Why is honesty important in addiction recovery?
Recovery from addiction starts with detox, a medically supervised process for getting the body rid of toxins. After that, recovery is a life-long process of growth, both emotional and spiritual.
An alcoholic is typically self-centred, manipulative, impatient, and grandiose (a camouflage for their low self-esteem). Addiction recovery is a gradual process of changing this personality into an honest, empathetic, loving and caring human being.
The individual has to develop a manner of rigorous honesty. They may discover that a part of them wants to be honest just enough to claim they have been there. Ongoing recovery, however, demands that the addict does more than simply visit truth and honesty as though they were part of a scenic tour.
The Twelve Steps program states that they have to grow in honesty or risk the risk of relapse. As some recovering people say, “Either grow or go.”
Honesty is the beginning of recovery. The addict is finally able to seek help. It was honesty with themselves and others that broke through their denial and allowed them to admit they were powerless over alcohol, other drugs, food, or sex and that their lives had become unmanageable.
A phrase in the Big Book of Alcoholics Anonymous says those who do not recover cannot or will not completely give themselves to this simple program, usually people who are constitutionally incapable of being honest with themselves. Honesty is indeed an ongoing process, and the alcoholics’ tendencies to be dishonest, even in little things, can be a source of discouragement.
However, suppose they remember that honesty was the key to the beginning of our recovery. In that case, we understand how important honesty is for their growth in all that recovery and life have to offer. The Twelve Step programs are designed to help the addict grasp and develop this manner of living.
Blocks to honesty
Why do alcoholics find it difficult to be honest even when they want to be? Perhaps one reason is that dishonesty had become a way of life for them when they were trapped in their addiction. Dishonesty permeated their behaviour as well as their minds and emotions.
Frequently they lived in a world of illusions that could scarcely discern the world of reality. They found themselves telling lies even when the truth was more convenient.
Alcoholics and addicts developed a lifestyle around their addictions and compulsions that demanded they be dishonest. They would lie about their whereabouts, about the money they were spending on drugs or food or gambling, and how vital drinking was to them.
They became emotionally dishonest to the point that they did not know their natural feelings because their emotions were under the sway of their addictions and compulsions.
Dishonesty had become such a way of life that it will take time and effort to change. They are sometimes tempted in recovery to think that they have gotten “totally honest.” The Twelve Step program suggests that absolute honesty is impossible. Rather, they can grow in honesty.
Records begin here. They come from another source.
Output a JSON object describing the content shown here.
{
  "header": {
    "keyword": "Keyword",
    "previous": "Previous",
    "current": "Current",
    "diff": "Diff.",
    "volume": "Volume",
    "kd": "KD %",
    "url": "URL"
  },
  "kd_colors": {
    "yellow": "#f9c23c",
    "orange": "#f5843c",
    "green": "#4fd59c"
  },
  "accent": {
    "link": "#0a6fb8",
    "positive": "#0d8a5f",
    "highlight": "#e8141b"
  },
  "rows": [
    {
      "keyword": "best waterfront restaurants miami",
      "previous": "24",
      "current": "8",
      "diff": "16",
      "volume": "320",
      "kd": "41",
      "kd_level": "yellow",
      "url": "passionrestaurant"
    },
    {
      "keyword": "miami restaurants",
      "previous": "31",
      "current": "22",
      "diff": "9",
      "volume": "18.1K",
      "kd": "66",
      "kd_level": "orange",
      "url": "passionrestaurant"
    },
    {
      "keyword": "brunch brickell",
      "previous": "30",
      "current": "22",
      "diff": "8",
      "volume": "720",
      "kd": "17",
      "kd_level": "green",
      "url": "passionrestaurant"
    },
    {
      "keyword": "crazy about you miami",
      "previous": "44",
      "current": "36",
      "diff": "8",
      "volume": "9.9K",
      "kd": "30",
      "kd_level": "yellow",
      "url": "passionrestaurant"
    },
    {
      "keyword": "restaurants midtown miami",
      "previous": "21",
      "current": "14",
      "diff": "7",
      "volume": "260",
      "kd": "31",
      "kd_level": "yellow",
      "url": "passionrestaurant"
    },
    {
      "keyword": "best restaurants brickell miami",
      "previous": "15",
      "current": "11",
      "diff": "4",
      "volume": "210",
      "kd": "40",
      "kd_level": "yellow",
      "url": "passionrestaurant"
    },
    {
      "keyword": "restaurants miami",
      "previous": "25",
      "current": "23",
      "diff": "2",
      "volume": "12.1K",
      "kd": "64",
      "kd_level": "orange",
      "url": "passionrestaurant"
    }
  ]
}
To do this, they need to make an effort themselves, but they need to be with people who are becoming honest, too.
As they experience their honesty, whether with themselves with their sponsor, therapist, ‘Higher Power’ or related to others, they discover their capacity for honest grows and develops.
Another significant block to honest is fear. There is a risk involved in honesty, and frequently they fear the consequences and pain that it may cause. It is helpful if they can be honest about their self-centred fear and share that with others. They may help them see that the consequences of their dishonesty in a given situation are more painful and dangerous for them than being honest.
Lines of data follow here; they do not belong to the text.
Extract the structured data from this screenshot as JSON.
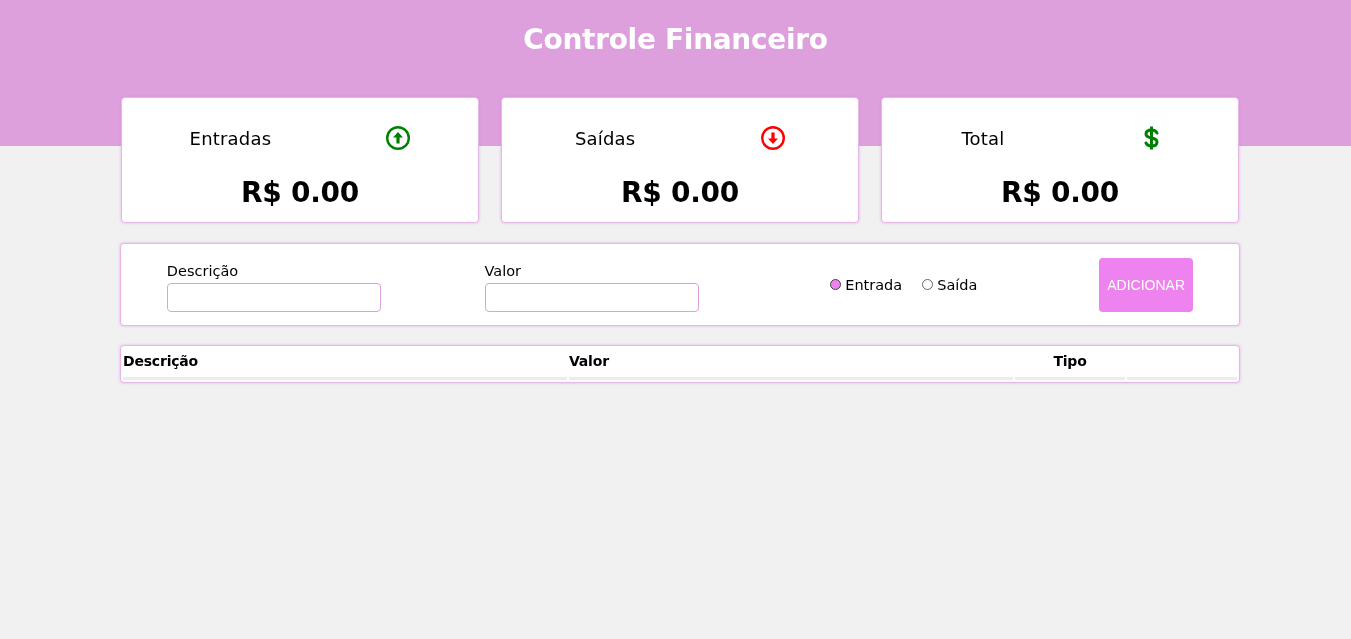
{
  "header": {
    "title": "Controle Financeiro"
  },
  "cards": [
    {
      "kind": "income",
      "label": "Entradas",
      "amount": "R$ 0.00"
    },
    {
      "kind": "expense",
      "label": "Saídas",
      "amount": "R$ 0.00"
    },
    {
      "kind": "total",
      "label": "Total",
      "amount": "R$ 0.00"
    }
  ],
  "form": {
    "fields": [
      {
        "label": "Descrição"
      },
      {
        "label": "Valor"
      }
    ],
    "options": [
      {
        "label": "Entrada",
        "selected": true
      },
      {
        "label": "Saída",
        "selected": false
      }
    ],
    "button": "ADICIONAR"
  },
  "table": {
    "columns": [
      "Descrição",
      "Valor",
      "Tipo"
    ]
  }
}
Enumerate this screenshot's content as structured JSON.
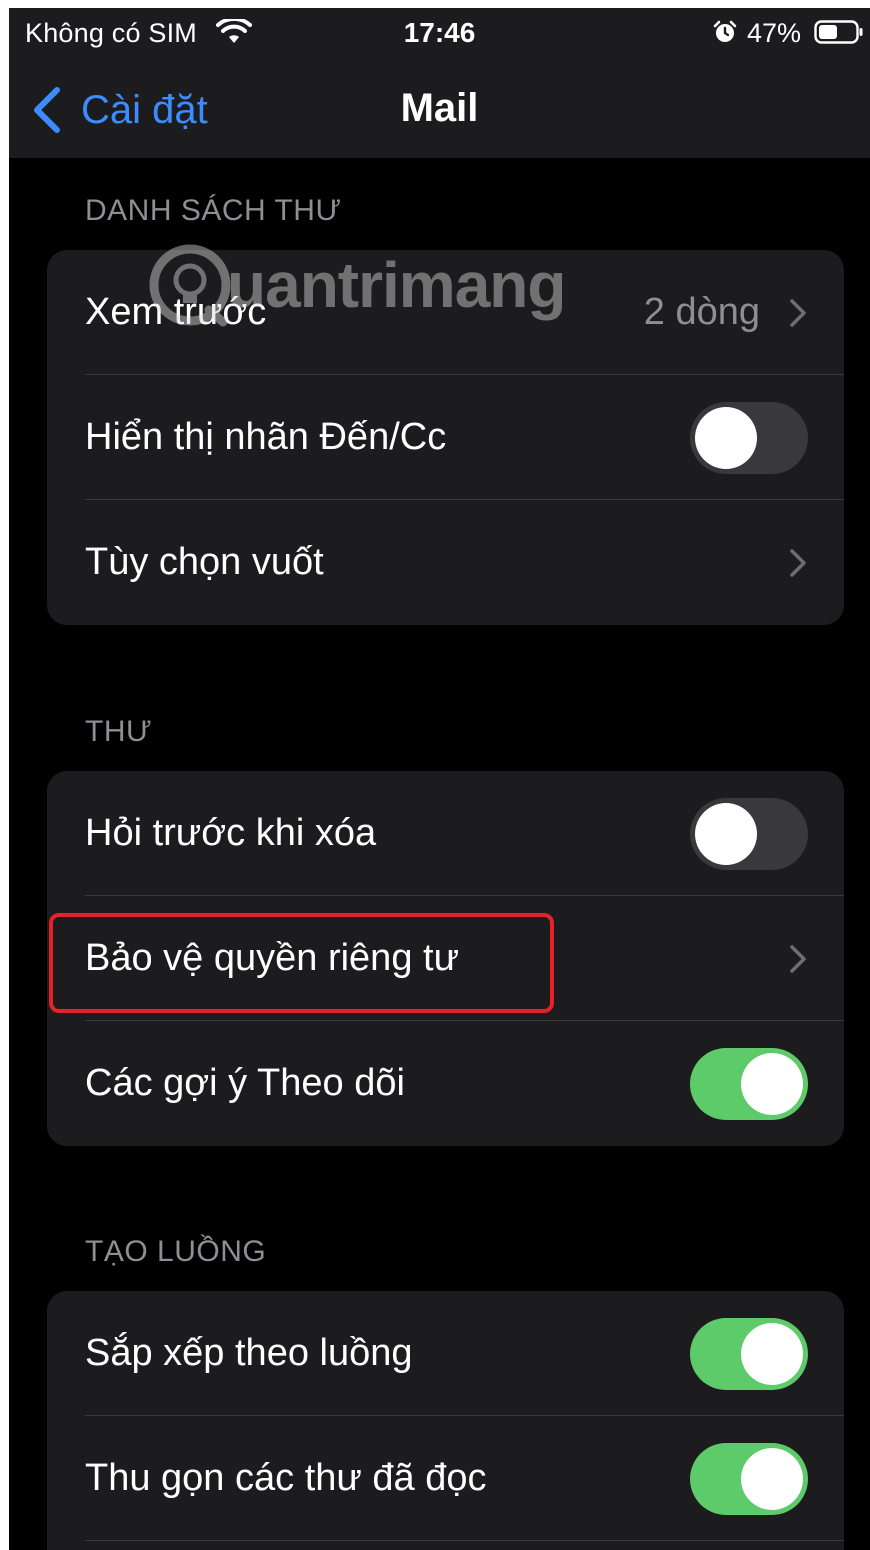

What is honesty, and how does it flourish?
One way of defining honesty is to say it is simply the lack of intent to deceive. When a person does not intend to deceive themselves and others, they are making solid progress in developing that manner of living that requires rigorous honesty. They will find the consequences of being honest are better than continuing dishonesty.
Developing honesty may at times be complicated and hard work. It may require time and trust in others to discover what honesty is for them in a given situation or at a particular time in their lives. But as they grow in honesty, they will appreciate its benefits.
Addicts need to be careful about being brutally honest. When they, or someone around them, is being brutally honest, chances are they are more brutal than honest. Honesty flourishes in an atmosphere of care. For people in recovery, honesty is nourished by their care for one another as fellow sufferers from the same disease of compulsion and obsession.
Another quality surrounding honest is patience. Many recovering persons have been dishonest for a long time, and it will take a while for them to develop an honest way of living. They tend at times to fall back into old patterns of thinking and behaving.
Their honesty and the honesty of others in a Twelve Step or a structured professional recovery program can help recognise and avoid these patterns. When they attempt to develop honesty and other qualities, they need to be aware of the principle of progress, not perfection.
Honesty is the work of a lifetime. They need to acknowledge the progress made, but at the same time, they recognise the distance from their goal. Having patience with themselves and with others can help them develop an honest quality of life.
Perhaps a story will illustrate how honesty flourishes. Michelangelo was a great sculptor. Every day a small boy would come by his studio and watch. One day after the boy had been watching Michelangelo work for months on a particular piece of marble, the child asked, “What is it that you are doing?”.
Michelangelo looked at him and said, “There is an angel in this stone, and I am trying to let him out.” His work demanded care and patience, and so does honesty. As addicts strive to become more honest, they discover that they need care and patience, too. They may not be trying to free angels from stone, but they are trying to discover and free themselves.